» **Directions for this task**
Return each line of the data below verbatim; pictures are to be left out.

» **Information**
+ + +
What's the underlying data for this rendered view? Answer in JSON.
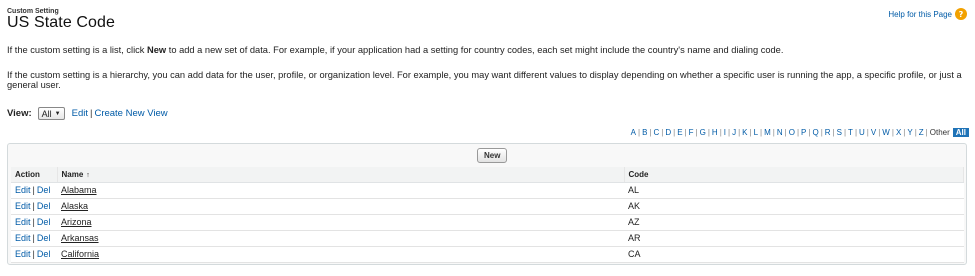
{
  "header": {
    "subtitle": "Custom Setting",
    "title": "US State Code",
    "help_link": "Help for this Page",
    "help_icon": "help-icon"
  },
  "description": {
    "line1_pre": "If the custom setting is a list, click ",
    "line1_bold": "New",
    "line1_post": " to add a new set of data. For example, if your application had a setting for country codes, each set might include the country's name and dialing code.",
    "line2": "If the custom setting is a hierarchy, you can add data for the user, profile, or organization level. For example, you may want different values to display depending on whether a specific user is running the app, a specific profile, or just a general user."
  },
  "view": {
    "label": "View:",
    "selected": "All",
    "edit_link": "Edit",
    "separator": "|",
    "create_link": "Create New View"
  },
  "alphabet": {
    "letters": [
      "A",
      "B",
      "C",
      "D",
      "E",
      "F",
      "G",
      "H",
      "I",
      "J",
      "K",
      "L",
      "M",
      "N",
      "O",
      "P",
      "Q",
      "R",
      "S",
      "T",
      "U",
      "V",
      "W",
      "X",
      "Y",
      "Z"
    ],
    "other": "Other",
    "all": "All"
  },
  "list": {
    "new_button": "New",
    "columns": {
      "action": "Action",
      "name": "Name",
      "code": "Code"
    },
    "sort_indicator": "↑",
    "edit_label": "Edit",
    "separator": "|",
    "del_label": "Del",
    "rows": [
      {
        "name": "Alabama",
        "code": "AL"
      },
      {
        "name": "Alaska",
        "code": "AK"
      },
      {
        "name": "Arizona",
        "code": "AZ"
      },
      {
        "name": "Arkansas",
        "code": "AR"
      },
      {
        "name": "California",
        "code": "CA"
      }
    ]
  },
  "colors": {
    "link": "#015ba7",
    "help_icon": "#f2a100",
    "all_highlight": "#1f73b7",
    "header_row": "#f2f3f3"
  }
}
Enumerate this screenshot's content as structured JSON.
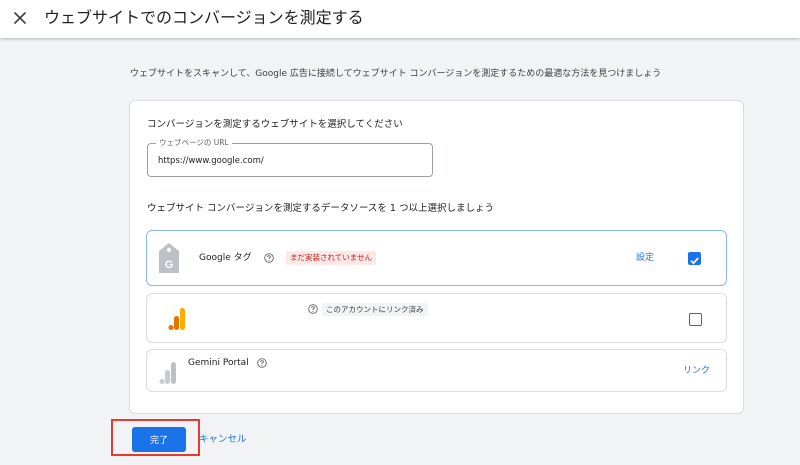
{
  "header": {
    "title": "ウェブサイトでのコンバージョンを測定する",
    "close_icon": "close-icon"
  },
  "intro_text": "ウェブサイトをスキャンして、Google 広告に接続してウェブサイト コンバージョンを測定するための最適な方法を見つけましょう",
  "website_section": {
    "title": "コンバージョンを測定するウェブサイトを選択してください",
    "url_field": {
      "label": "ウェブページの URL",
      "value": "https://www.google.com/"
    }
  },
  "sources_section": {
    "title": "ウェブサイト コンバージョンを測定するデータソースを 1 つ以上選択しましょう",
    "sources": [
      {
        "name": "Google タグ",
        "icon": "google-tag-icon",
        "status_badge": "まだ実装されていません",
        "action_label": "設定",
        "checked": true
      },
      {
        "name": "",
        "icon": "google-analytics-icon",
        "status_badge": "このアカウントにリンク済み",
        "checked": false
      },
      {
        "name": "Gemini Portal",
        "icon": "gemini-portal-icon",
        "action_label": "リンク"
      }
    ]
  },
  "footer": {
    "done_label": "完了",
    "cancel_label": "キャンセル"
  },
  "colors": {
    "accent": "#1a73e8",
    "error_text": "#c5221f",
    "error_bg": "#fce8e6",
    "highlight_box": "#e53935",
    "analytics_orange": "#f9ab00",
    "analytics_dark_orange": "#e37400"
  }
}
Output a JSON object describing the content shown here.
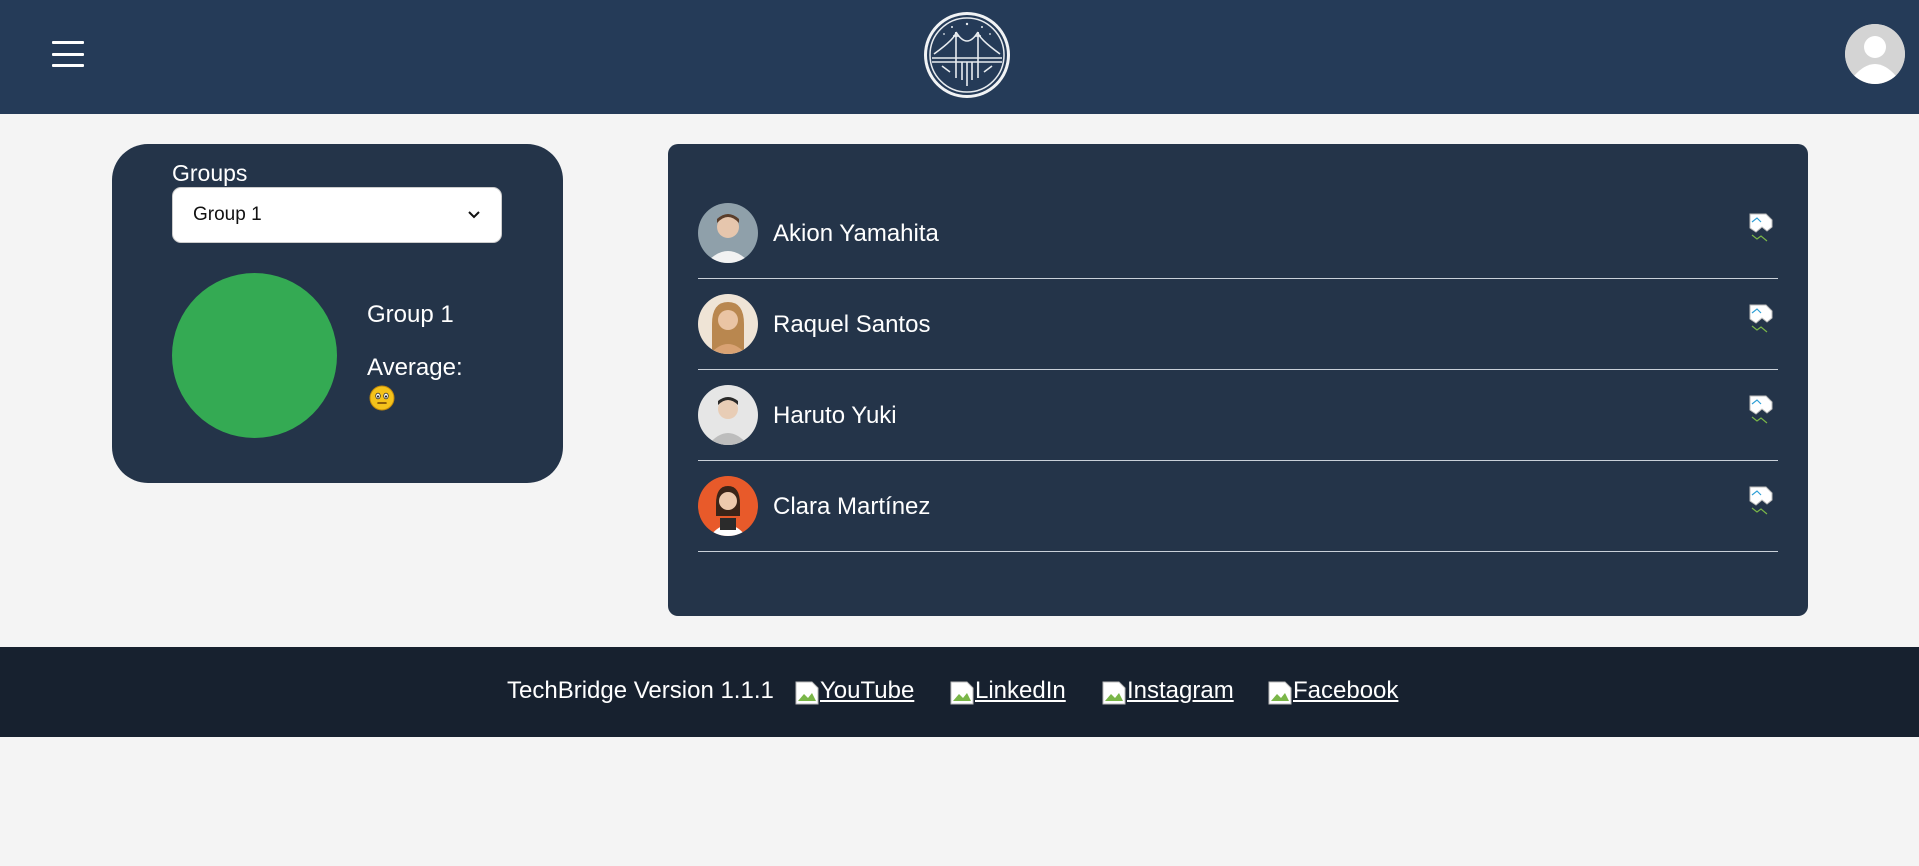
{
  "header": {
    "menu_icon": "hamburger-menu-icon",
    "logo_icon": "techbridge-bridge-logo",
    "profile_icon": "user-avatar-icon"
  },
  "groups": {
    "label": "Groups",
    "selected": "Group 1",
    "group_name": "Group 1",
    "average_label": "Average:",
    "average_icon": "smiley-emoji-icon",
    "circle_color": "#34aa53"
  },
  "members": [
    {
      "name": "Akion Yamahita",
      "avatar_color": "#9aa6ae"
    },
    {
      "name": "Raquel Santos",
      "avatar_color": "#d8b48c"
    },
    {
      "name": "Haruto Yuki",
      "avatar_color": "#e2e2e2"
    },
    {
      "name": "Clara Martínez",
      "avatar_color": "#e85a2a"
    }
  ],
  "footer": {
    "version_text": "TechBridge Version 1.1.1",
    "links": [
      "YouTube",
      "LinkedIn",
      "Instagram",
      "Facebook"
    ]
  },
  "colors": {
    "header_bg": "#253b58",
    "card_bg": "#243449",
    "footer_bg": "#17212f",
    "page_bg": "#f4f4f4"
  }
}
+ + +
» **Exercise output**
What's the underlying data for this rendered view? Answer in JSON.
{
  "header": {
    "subtitle": "Custom Setting",
    "title": "US State Code",
    "help_link": "Help for this Page",
    "help_icon": "help-icon"
  },
  "description": {
    "line1_pre": "If the custom setting is a list, click ",
    "line1_bold": "New",
    "line1_post": " to add a new set of data. For example, if your application had a setting for country codes, each set might include the country's name and dialing code.",
    "line2": "If the custom setting is a hierarchy, you can add data for the user, profile, or organization level. For example, you may want different values to display depending on whether a specific user is running the app, a specific profile, or just a general user."
  },
  "view": {
    "label": "View:",
    "selected": "All",
    "edit_link": "Edit",
    "separator": "|",
    "create_link": "Create New View"
  },
  "alphabet": {
    "letters": [
      "A",
      "B",
      "C",
      "D",
      "E",
      "F",
      "G",
      "H",
      "I",
      "J",
      "K",
      "L",
      "M",
      "N",
      "O",
      "P",
      "Q",
      "R",
      "S",
      "T",
      "U",
      "V",
      "W",
      "X",
      "Y",
      "Z"
    ],
    "other": "Other",
    "all": "All"
  },
  "list": {
    "new_button": "New",
    "columns": {
      "action": "Action",
      "name": "Name",
      "code": "Code"
    },
    "sort_indicator": "↑",
    "edit_label": "Edit",
    "separator": "|",
    "del_label": "Del",
    "rows": [
      {
        "name": "Alabama",
        "code": "AL"
      },
      {
        "name": "Alaska",
        "code": "AK"
      },
      {
        "name": "Arizona",
        "code": "AZ"
      },
      {
        "name": "Arkansas",
        "code": "AR"
      },
      {
        "name": "California",
        "code": "CA"
      }
    ]
  },
  "colors": {
    "link": "#015ba7",
    "help_icon": "#f2a100",
    "all_highlight": "#1f73b7",
    "header_row": "#f2f3f3"
  }
}
Enumerate this screenshot's content as structured JSON.
{
  "header": {
    "title": "ウェブサイトでのコンバージョンを測定する",
    "close_icon": "close-icon"
  },
  "intro_text": "ウェブサイトをスキャンして、Google 広告に接続してウェブサイト コンバージョンを測定するための最適な方法を見つけましょう",
  "website_section": {
    "title": "コンバージョンを測定するウェブサイトを選択してください",
    "url_field": {
      "label": "ウェブページの URL",
      "value": "https://www.google.com/"
    }
  },
  "sources_section": {
    "title": "ウェブサイト コンバージョンを測定するデータソースを 1 つ以上選択しましょう",
    "sources": [
      {
        "name": "Google タグ",
        "icon": "google-tag-icon",
        "status_badge": "まだ実装されていません",
        "action_label": "設定",
        "checked": true
      },
      {
        "name": "",
        "icon": "google-analytics-icon",
        "status_badge": "このアカウントにリンク済み",
        "checked": false
      },
      {
        "name": "Gemini Portal",
        "icon": "gemini-portal-icon",
        "action_label": "リンク"
      }
    ]
  },
  "footer": {
    "done_label": "完了",
    "cancel_label": "キャンセル"
  },
  "colors": {
    "accent": "#1a73e8",
    "error_text": "#c5221f",
    "error_bg": "#fce8e6",
    "highlight_box": "#e53935",
    "analytics_orange": "#f9ab00",
    "analytics_dark_orange": "#e37400"
  }
}
Output a JSON object describing the content shown here.
{
  "header": {
    "menu_icon": "hamburger-menu-icon",
    "logo_icon": "techbridge-bridge-logo",
    "profile_icon": "user-avatar-icon"
  },
  "groups": {
    "label": "Groups",
    "selected": "Group 1",
    "group_name": "Group 1",
    "average_label": "Average:",
    "average_icon": "smiley-emoji-icon",
    "circle_color": "#34aa53"
  },
  "members": [
    {
      "name": "Akion Yamahita",
      "avatar_color": "#9aa6ae"
    },
    {
      "name": "Raquel Santos",
      "avatar_color": "#d8b48c"
    },
    {
      "name": "Haruto Yuki",
      "avatar_color": "#e2e2e2"
    },
    {
      "name": "Clara Martínez",
      "avatar_color": "#e85a2a"
    }
  ],
  "footer": {
    "version_text": "TechBridge Version 1.1.1",
    "links": [
      "YouTube",
      "LinkedIn",
      "Instagram",
      "Facebook"
    ]
  },
  "colors": {
    "header_bg": "#253b58",
    "card_bg": "#243449",
    "footer_bg": "#17212f",
    "page_bg": "#f4f4f4"
  }
}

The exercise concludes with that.